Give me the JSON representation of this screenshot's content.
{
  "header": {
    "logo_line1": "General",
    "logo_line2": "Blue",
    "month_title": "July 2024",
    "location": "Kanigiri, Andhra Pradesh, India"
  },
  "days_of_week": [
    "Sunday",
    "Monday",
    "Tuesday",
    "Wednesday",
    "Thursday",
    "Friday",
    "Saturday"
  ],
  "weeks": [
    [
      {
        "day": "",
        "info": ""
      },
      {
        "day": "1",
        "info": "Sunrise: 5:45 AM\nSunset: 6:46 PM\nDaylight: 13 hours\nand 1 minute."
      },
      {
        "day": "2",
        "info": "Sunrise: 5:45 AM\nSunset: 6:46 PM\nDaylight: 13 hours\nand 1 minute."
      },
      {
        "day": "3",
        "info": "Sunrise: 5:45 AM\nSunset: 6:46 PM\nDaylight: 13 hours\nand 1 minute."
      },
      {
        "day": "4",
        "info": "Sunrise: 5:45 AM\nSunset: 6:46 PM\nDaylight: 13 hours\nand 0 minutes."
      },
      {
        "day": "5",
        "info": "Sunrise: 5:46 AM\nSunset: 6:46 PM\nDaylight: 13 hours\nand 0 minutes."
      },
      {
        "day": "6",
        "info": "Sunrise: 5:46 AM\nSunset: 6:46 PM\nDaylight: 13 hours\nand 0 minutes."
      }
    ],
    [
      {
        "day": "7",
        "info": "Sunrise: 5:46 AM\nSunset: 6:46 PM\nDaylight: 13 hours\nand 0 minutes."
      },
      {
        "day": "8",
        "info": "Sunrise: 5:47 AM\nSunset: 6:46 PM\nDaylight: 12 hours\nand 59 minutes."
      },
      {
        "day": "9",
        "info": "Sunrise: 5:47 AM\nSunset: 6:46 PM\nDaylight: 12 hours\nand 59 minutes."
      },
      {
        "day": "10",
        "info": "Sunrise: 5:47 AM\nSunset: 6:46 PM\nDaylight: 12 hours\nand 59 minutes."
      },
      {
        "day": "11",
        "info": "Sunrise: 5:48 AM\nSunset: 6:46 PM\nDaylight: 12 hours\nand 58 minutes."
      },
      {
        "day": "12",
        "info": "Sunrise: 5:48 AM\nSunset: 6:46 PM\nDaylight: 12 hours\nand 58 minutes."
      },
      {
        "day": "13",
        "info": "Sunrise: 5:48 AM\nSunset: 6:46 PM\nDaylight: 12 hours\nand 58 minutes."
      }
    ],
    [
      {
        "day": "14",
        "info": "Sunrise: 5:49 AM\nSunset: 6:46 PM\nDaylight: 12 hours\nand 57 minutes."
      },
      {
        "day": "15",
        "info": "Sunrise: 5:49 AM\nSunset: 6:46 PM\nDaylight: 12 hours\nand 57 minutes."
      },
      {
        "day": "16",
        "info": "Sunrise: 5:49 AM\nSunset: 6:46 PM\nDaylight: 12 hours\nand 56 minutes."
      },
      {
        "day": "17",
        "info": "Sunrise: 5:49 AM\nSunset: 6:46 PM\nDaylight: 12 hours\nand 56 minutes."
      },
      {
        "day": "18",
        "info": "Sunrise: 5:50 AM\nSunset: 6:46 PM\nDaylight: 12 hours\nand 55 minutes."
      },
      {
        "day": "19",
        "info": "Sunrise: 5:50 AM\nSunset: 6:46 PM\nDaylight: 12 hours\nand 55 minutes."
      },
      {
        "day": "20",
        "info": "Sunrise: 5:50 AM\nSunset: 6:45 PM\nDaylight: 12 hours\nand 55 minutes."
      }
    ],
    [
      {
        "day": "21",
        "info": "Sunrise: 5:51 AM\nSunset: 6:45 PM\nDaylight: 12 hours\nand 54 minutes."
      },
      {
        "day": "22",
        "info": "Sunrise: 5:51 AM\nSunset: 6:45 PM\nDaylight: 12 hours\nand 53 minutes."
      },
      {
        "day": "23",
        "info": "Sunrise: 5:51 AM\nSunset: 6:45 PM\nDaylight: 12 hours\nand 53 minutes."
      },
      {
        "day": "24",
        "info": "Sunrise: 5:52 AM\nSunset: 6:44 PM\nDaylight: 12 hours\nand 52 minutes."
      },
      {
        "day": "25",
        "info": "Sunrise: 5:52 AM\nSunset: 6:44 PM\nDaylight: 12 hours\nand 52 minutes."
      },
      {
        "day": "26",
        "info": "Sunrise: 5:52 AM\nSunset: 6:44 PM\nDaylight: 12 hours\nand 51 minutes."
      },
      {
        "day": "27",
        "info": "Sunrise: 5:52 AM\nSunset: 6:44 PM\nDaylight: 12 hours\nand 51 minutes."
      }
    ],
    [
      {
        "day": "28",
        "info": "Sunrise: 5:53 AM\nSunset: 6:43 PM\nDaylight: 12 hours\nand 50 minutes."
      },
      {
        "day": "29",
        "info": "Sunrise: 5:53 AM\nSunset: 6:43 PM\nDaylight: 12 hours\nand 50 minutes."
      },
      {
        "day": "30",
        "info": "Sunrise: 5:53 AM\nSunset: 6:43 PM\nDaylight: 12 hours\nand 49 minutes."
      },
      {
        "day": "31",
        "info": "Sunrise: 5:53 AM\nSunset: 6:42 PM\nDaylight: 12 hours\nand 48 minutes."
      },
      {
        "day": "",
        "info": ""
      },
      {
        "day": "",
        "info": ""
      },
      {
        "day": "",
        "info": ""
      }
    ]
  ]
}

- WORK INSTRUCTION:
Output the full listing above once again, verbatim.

- WRITTEN SOLUTION:
Give me the JSON representation of this screenshot's content.
{
  "header": {
    "logo_line1": "General",
    "logo_line2": "Blue",
    "month_title": "July 2024",
    "location": "Kanigiri, Andhra Pradesh, India"
  },
  "days_of_week": [
    "Sunday",
    "Monday",
    "Tuesday",
    "Wednesday",
    "Thursday",
    "Friday",
    "Saturday"
  ],
  "weeks": [
    [
      {
        "day": "",
        "info": ""
      },
      {
        "day": "1",
        "info": "Sunrise: 5:45 AM\nSunset: 6:46 PM\nDaylight: 13 hours\nand 1 minute."
      },
      {
        "day": "2",
        "info": "Sunrise: 5:45 AM\nSunset: 6:46 PM\nDaylight: 13 hours\nand 1 minute."
      },
      {
        "day": "3",
        "info": "Sunrise: 5:45 AM\nSunset: 6:46 PM\nDaylight: 13 hours\nand 1 minute."
      },
      {
        "day": "4",
        "info": "Sunrise: 5:45 AM\nSunset: 6:46 PM\nDaylight: 13 hours\nand 0 minutes."
      },
      {
        "day": "5",
        "info": "Sunrise: 5:46 AM\nSunset: 6:46 PM\nDaylight: 13 hours\nand 0 minutes."
      },
      {
        "day": "6",
        "info": "Sunrise: 5:46 AM\nSunset: 6:46 PM\nDaylight: 13 hours\nand 0 minutes."
      }
    ],
    [
      {
        "day": "7",
        "info": "Sunrise: 5:46 AM\nSunset: 6:46 PM\nDaylight: 13 hours\nand 0 minutes."
      },
      {
        "day": "8",
        "info": "Sunrise: 5:47 AM\nSunset: 6:46 PM\nDaylight: 12 hours\nand 59 minutes."
      },
      {
        "day": "9",
        "info": "Sunrise: 5:47 AM\nSunset: 6:46 PM\nDaylight: 12 hours\nand 59 minutes."
      },
      {
        "day": "10",
        "info": "Sunrise: 5:47 AM\nSunset: 6:46 PM\nDaylight: 12 hours\nand 59 minutes."
      },
      {
        "day": "11",
        "info": "Sunrise: 5:48 AM\nSunset: 6:46 PM\nDaylight: 12 hours\nand 58 minutes."
      },
      {
        "day": "12",
        "info": "Sunrise: 5:48 AM\nSunset: 6:46 PM\nDaylight: 12 hours\nand 58 minutes."
      },
      {
        "day": "13",
        "info": "Sunrise: 5:48 AM\nSunset: 6:46 PM\nDaylight: 12 hours\nand 58 minutes."
      }
    ],
    [
      {
        "day": "14",
        "info": "Sunrise: 5:49 AM\nSunset: 6:46 PM\nDaylight: 12 hours\nand 57 minutes."
      },
      {
        "day": "15",
        "info": "Sunrise: 5:49 AM\nSunset: 6:46 PM\nDaylight: 12 hours\nand 57 minutes."
      },
      {
        "day": "16",
        "info": "Sunrise: 5:49 AM\nSunset: 6:46 PM\nDaylight: 12 hours\nand 56 minutes."
      },
      {
        "day": "17",
        "info": "Sunrise: 5:49 AM\nSunset: 6:46 PM\nDaylight: 12 hours\nand 56 minutes."
      },
      {
        "day": "18",
        "info": "Sunrise: 5:50 AM\nSunset: 6:46 PM\nDaylight: 12 hours\nand 55 minutes."
      },
      {
        "day": "19",
        "info": "Sunrise: 5:50 AM\nSunset: 6:46 PM\nDaylight: 12 hours\nand 55 minutes."
      },
      {
        "day": "20",
        "info": "Sunrise: 5:50 AM\nSunset: 6:45 PM\nDaylight: 12 hours\nand 55 minutes."
      }
    ],
    [
      {
        "day": "21",
        "info": "Sunrise: 5:51 AM\nSunset: 6:45 PM\nDaylight: 12 hours\nand 54 minutes."
      },
      {
        "day": "22",
        "info": "Sunrise: 5:51 AM\nSunset: 6:45 PM\nDaylight: 12 hours\nand 53 minutes."
      },
      {
        "day": "23",
        "info": "Sunrise: 5:51 AM\nSunset: 6:45 PM\nDaylight: 12 hours\nand 53 minutes."
      },
      {
        "day": "24",
        "info": "Sunrise: 5:52 AM\nSunset: 6:44 PM\nDaylight: 12 hours\nand 52 minutes."
      },
      {
        "day": "25",
        "info": "Sunrise: 5:52 AM\nSunset: 6:44 PM\nDaylight: 12 hours\nand 52 minutes."
      },
      {
        "day": "26",
        "info": "Sunrise: 5:52 AM\nSunset: 6:44 PM\nDaylight: 12 hours\nand 51 minutes."
      },
      {
        "day": "27",
        "info": "Sunrise: 5:52 AM\nSunset: 6:44 PM\nDaylight: 12 hours\nand 51 minutes."
      }
    ],
    [
      {
        "day": "28",
        "info": "Sunrise: 5:53 AM\nSunset: 6:43 PM\nDaylight: 12 hours\nand 50 minutes."
      },
      {
        "day": "29",
        "info": "Sunrise: 5:53 AM\nSunset: 6:43 PM\nDaylight: 12 hours\nand 50 minutes."
      },
      {
        "day": "30",
        "info": "Sunrise: 5:53 AM\nSunset: 6:43 PM\nDaylight: 12 hours\nand 49 minutes."
      },
      {
        "day": "31",
        "info": "Sunrise: 5:53 AM\nSunset: 6:42 PM\nDaylight: 12 hours\nand 48 minutes."
      },
      {
        "day": "",
        "info": ""
      },
      {
        "day": "",
        "info": ""
      },
      {
        "day": "",
        "info": ""
      }
    ]
  ]
}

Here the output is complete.